REQUIRED WORK:
Each line of the records containing "updated" is to be copied out and returned.
+++ THE RECORDS
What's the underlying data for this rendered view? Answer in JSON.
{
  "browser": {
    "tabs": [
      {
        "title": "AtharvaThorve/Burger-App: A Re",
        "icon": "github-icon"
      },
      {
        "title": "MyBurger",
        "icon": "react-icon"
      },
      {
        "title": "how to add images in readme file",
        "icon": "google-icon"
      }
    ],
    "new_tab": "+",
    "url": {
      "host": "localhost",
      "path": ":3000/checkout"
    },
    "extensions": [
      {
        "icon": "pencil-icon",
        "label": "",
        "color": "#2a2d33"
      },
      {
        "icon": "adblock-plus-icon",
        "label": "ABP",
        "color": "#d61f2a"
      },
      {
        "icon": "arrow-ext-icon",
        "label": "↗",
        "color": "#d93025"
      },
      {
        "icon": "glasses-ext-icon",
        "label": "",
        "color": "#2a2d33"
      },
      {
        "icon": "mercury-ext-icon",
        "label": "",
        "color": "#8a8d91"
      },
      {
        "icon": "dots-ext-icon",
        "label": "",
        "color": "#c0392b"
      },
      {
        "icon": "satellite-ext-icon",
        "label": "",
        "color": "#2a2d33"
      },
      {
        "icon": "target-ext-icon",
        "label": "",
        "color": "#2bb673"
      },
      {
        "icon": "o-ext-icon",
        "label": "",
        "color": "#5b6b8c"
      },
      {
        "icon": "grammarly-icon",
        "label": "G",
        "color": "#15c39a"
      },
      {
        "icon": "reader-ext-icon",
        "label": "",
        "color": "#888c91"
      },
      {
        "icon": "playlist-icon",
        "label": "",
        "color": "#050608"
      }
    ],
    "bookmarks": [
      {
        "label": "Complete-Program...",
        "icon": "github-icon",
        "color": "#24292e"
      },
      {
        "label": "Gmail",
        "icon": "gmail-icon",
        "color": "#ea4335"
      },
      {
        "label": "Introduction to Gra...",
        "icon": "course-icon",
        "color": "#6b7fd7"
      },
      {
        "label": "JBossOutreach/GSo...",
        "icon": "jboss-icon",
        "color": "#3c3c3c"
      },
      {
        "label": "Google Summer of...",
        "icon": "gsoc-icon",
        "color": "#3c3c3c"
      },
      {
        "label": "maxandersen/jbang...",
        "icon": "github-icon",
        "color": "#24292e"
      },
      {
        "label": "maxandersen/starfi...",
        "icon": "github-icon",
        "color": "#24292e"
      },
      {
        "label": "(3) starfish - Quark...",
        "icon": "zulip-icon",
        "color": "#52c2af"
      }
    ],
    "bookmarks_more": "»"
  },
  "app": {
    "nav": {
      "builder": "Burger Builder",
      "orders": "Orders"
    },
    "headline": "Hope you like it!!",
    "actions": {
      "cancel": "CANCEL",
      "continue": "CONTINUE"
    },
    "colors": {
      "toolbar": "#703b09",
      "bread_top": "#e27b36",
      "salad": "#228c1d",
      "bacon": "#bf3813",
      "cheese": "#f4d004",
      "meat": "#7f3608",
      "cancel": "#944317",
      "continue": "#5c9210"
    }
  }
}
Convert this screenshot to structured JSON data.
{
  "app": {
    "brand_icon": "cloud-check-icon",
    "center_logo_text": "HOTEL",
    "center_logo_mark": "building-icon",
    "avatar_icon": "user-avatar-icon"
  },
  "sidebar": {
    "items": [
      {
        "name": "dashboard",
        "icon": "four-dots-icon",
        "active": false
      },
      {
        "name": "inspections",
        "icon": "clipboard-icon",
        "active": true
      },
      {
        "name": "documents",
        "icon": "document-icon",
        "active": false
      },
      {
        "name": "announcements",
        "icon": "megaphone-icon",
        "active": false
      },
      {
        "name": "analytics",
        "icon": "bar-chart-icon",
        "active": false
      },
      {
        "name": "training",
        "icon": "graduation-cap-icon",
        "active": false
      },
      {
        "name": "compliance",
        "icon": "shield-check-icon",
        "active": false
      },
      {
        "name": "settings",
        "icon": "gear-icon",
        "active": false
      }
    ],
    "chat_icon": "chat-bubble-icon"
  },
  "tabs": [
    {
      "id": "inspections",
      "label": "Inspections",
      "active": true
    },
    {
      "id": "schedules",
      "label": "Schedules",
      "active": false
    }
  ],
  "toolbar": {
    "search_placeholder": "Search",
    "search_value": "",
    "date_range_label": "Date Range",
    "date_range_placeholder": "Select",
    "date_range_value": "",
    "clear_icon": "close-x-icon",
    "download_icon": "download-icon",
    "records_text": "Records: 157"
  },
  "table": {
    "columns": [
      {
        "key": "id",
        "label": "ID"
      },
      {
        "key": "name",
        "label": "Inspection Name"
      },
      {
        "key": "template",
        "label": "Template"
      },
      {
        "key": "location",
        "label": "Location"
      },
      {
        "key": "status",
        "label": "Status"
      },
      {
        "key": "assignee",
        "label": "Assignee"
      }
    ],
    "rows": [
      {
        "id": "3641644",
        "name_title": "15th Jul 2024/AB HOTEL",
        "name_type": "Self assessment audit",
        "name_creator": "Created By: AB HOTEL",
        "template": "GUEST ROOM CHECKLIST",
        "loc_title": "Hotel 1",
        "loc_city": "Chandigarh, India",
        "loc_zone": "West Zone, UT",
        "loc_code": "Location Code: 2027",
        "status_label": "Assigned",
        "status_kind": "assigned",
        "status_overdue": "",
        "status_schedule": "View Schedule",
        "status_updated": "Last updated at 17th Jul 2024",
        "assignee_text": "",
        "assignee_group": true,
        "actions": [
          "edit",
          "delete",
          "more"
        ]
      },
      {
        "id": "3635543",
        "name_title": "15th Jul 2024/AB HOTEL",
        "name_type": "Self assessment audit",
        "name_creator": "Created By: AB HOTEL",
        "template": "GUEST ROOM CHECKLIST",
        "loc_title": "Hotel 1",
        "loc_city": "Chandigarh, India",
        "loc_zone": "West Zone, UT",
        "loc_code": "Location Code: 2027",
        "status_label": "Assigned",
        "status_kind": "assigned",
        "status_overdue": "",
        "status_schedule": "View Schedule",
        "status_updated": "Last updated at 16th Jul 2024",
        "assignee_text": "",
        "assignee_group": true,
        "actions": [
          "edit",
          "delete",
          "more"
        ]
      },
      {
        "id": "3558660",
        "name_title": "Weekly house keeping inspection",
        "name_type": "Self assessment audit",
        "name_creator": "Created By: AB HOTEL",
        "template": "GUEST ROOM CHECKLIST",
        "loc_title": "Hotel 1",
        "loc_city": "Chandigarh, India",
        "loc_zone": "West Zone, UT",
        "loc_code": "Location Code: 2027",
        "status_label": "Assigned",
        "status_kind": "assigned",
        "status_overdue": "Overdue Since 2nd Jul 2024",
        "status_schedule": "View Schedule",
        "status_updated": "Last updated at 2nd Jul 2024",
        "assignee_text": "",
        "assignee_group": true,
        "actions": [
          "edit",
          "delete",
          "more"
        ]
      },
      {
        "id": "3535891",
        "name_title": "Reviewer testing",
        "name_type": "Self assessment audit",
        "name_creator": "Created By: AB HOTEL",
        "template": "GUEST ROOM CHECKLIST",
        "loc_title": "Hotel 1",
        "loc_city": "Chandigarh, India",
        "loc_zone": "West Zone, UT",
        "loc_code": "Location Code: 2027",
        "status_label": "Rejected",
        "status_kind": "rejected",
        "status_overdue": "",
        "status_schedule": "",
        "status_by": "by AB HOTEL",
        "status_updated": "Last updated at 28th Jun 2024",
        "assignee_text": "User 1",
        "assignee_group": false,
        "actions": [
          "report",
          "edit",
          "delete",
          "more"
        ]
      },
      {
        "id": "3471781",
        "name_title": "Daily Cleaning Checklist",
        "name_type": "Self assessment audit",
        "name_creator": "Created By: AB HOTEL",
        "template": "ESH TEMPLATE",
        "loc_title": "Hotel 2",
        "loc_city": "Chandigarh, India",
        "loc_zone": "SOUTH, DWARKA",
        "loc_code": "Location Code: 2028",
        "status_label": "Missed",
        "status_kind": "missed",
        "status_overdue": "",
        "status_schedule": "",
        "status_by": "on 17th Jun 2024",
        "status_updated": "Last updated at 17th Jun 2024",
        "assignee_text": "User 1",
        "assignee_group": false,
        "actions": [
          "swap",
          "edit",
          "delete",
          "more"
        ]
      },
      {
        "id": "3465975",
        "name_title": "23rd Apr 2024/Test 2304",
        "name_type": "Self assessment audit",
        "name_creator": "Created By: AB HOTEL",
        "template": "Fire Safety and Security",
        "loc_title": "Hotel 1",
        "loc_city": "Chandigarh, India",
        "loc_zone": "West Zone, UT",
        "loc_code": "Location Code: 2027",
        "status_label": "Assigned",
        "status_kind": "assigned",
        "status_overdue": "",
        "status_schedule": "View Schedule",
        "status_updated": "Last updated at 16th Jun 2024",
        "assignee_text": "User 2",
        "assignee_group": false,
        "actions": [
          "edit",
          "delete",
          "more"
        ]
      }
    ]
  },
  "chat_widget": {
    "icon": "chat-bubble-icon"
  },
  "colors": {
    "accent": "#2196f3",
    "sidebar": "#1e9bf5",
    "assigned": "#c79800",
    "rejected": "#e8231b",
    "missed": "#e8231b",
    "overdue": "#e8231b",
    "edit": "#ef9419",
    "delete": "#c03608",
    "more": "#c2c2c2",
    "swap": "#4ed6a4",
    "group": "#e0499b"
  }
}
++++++
FINISHED EXERCISE:
        "status_updated": "Last updated at 17th Jul 2024",
        "status_updated": "Last updated at 16th Jul 2024",
        "status_updated": "Last updated at 2nd Jul 2024",
        "status_updated": "Last updated at 28th Jun 2024",
        "status_updated": "Last updated at 17th Jun 2024",
        "status_updated": "Last updated at 16th Jun 2024",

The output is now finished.